The Katunar vineyards have an enviable location on the south end of the island of Krk, just southeast of the Istrian peninsula. Father and son Anton and Toni Katunar exploit their fine terroir fully. The 2010 Katunar “Kurykta Anton” was thoroughly delicious.
Referred to as Kurykta Nigra on the Katunar website, this deep magenta-hued Syrah had an instantly appealing aroma of earth, iron and red fruit. It felt very well-balanced, with a rich texture and luscious red-fruit flavors leavened by deep undertones of earth and a bright zing of acids. I also loved the overtones of violets and the tightly focused metallic finish. The rustic acids helped the wine pair beautifully with some traditional boeuf Bourguignon, standing up to the hearty flavors in the dish and clearing the palate for the next bite.
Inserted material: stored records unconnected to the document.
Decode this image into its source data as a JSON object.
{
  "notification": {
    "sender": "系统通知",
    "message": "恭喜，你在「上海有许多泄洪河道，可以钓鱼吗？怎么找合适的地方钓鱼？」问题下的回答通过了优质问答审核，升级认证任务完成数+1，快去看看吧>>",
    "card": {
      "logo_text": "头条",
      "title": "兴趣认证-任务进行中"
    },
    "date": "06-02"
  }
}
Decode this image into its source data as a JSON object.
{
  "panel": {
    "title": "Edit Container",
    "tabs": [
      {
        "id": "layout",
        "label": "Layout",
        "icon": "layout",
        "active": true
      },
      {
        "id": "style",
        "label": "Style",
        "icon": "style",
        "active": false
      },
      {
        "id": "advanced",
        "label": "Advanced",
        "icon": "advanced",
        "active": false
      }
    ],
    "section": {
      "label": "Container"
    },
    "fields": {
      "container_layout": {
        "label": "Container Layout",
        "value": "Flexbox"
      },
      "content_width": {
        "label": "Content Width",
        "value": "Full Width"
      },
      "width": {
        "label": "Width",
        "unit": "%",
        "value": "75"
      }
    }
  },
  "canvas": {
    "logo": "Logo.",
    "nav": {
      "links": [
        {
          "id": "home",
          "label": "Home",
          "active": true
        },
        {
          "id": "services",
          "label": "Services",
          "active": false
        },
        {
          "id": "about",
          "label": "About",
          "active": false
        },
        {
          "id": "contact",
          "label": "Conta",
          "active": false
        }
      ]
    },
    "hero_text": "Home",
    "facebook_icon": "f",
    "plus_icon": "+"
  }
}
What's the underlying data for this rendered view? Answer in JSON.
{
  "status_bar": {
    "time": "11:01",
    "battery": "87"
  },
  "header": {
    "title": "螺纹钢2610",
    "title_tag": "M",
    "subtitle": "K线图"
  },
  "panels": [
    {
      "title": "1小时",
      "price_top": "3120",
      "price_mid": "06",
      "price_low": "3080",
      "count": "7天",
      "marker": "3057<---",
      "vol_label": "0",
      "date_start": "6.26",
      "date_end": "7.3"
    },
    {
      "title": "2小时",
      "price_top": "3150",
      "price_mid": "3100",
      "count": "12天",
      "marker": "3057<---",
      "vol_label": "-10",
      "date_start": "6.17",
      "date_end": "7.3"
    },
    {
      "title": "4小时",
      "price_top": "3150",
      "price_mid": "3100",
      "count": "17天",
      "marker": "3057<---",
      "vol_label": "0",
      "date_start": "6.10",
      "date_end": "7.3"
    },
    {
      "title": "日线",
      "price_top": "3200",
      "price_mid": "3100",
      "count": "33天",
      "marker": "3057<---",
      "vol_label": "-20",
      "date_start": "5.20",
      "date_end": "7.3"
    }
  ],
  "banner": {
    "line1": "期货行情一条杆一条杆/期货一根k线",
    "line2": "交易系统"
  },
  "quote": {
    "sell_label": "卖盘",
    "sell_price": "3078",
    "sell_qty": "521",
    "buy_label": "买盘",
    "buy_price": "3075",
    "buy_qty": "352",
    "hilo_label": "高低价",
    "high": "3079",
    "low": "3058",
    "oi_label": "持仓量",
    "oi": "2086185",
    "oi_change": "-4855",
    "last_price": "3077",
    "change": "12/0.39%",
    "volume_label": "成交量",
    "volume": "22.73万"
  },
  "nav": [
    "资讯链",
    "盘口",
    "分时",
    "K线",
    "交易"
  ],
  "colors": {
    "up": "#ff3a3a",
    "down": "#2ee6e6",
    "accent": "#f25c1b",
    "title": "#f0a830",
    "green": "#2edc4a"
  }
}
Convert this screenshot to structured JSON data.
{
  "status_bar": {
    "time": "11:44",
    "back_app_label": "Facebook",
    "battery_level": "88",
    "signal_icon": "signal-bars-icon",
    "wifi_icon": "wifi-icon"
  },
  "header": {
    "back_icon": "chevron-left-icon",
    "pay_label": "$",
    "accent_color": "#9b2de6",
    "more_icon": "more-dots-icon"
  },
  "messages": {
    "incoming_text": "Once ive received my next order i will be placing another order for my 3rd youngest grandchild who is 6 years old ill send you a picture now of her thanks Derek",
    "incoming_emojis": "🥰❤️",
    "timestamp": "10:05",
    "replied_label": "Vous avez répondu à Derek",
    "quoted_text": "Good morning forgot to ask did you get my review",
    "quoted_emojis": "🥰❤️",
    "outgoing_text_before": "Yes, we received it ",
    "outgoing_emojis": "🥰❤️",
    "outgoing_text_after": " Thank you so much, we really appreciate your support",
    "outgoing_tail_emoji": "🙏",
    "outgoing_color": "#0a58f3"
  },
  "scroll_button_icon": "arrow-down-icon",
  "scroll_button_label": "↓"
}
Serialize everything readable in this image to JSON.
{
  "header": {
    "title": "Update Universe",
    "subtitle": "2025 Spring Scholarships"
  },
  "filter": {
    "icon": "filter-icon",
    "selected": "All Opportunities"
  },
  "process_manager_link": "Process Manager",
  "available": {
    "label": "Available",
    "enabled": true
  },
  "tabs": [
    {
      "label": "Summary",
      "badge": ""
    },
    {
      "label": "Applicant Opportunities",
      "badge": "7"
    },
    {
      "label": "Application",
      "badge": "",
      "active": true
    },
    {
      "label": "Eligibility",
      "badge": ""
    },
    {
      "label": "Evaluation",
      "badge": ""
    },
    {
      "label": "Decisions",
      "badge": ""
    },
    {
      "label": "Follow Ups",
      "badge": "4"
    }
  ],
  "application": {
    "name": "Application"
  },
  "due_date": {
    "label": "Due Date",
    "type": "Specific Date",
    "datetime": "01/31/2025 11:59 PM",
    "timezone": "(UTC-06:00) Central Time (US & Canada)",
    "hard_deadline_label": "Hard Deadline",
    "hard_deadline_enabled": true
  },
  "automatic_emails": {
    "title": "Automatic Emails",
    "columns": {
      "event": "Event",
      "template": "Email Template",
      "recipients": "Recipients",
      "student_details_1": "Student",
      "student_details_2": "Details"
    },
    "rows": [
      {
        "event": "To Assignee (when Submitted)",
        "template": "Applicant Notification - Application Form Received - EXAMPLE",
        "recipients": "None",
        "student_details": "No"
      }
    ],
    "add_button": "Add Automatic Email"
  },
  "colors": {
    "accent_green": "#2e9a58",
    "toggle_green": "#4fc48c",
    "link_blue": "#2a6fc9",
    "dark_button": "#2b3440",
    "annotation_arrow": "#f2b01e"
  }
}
One of six unusual single-vineyard Syrahs that the estimable Chilean winery Lapostolle recently assembled in a special half-case, the Pirque had notes of chocolate and violets in its dark fruit aroma. It felt silky on the tongue and revealed itself slowly, deliberately. There was a freshness underneath its ripe, ripe fruit, like eucalyptus or green peppercorn. Sexy and very classy. (The single-vineyard Carmenères are also excellent.)
The half-case of single-vineyard Syrahs (or Carmenères) would make an excellent gift, should you have a oenophile in your life that you wish to impress. It’s great fun to compare and contrast the wines side-by-side, to see the effects of the different terroirs.
Tiny, landlocked Macedonia lies on the northern border of Greece, making it the southernmost of the former Yugoslav republics. Stobi is one of its largest wineries, and it used to export bulk wine to the Soviet Union before retooling to concentrate on quality instead of just quantity.
I’ll always have a soft spot for Vranec (also spelled “Vranac”), an ancient red variety native to the Balkans with a parent/offspring relationship to Zinfandel. It was a bottle of velvety Jović Vranac from Serbia which inspired this blog. This Macedonian expression had a ripe and lush dark-fruit aroma with an intriguing saline overtone. Very well-balanced, the wine had plummy fruit, a wonderful dusky quality and a spicy finish. Delightful.
When I went to Colorado, I had no expectation of finding fine wine. Had I cracked open my Oxford Companion to Wine — always a good idea before heading off on a trip to pretty much anywhere — I would have discovered that “Colorado’s increasing vineyard area (nearly 1,000 acres) and growing number of wineries (over 50) are beginning to provide wines of quality to its major tourist market as well as Denver…” Sutcliffe is among those leading the charge.
Most blends occur in the winery, with a winemaker choosing so much of this and so much of that. A field blend occurs in the vineyard, blending whatever grape varieties happen to be growing together. This wine “gives the true taste of McElmo Canyon,” according to the Sutcliffe website. I loved its rich, dark-fruit aroma, and it had rich, creamy fruit on the palate. It had elegantly soft tannins and a dry finish, and it became even bigger and richer when paired with some “truffle tremor” cheese.
What fortune, to have tasted so many beautiful, unusual wines! I can’t wait to see what 2015 has in store.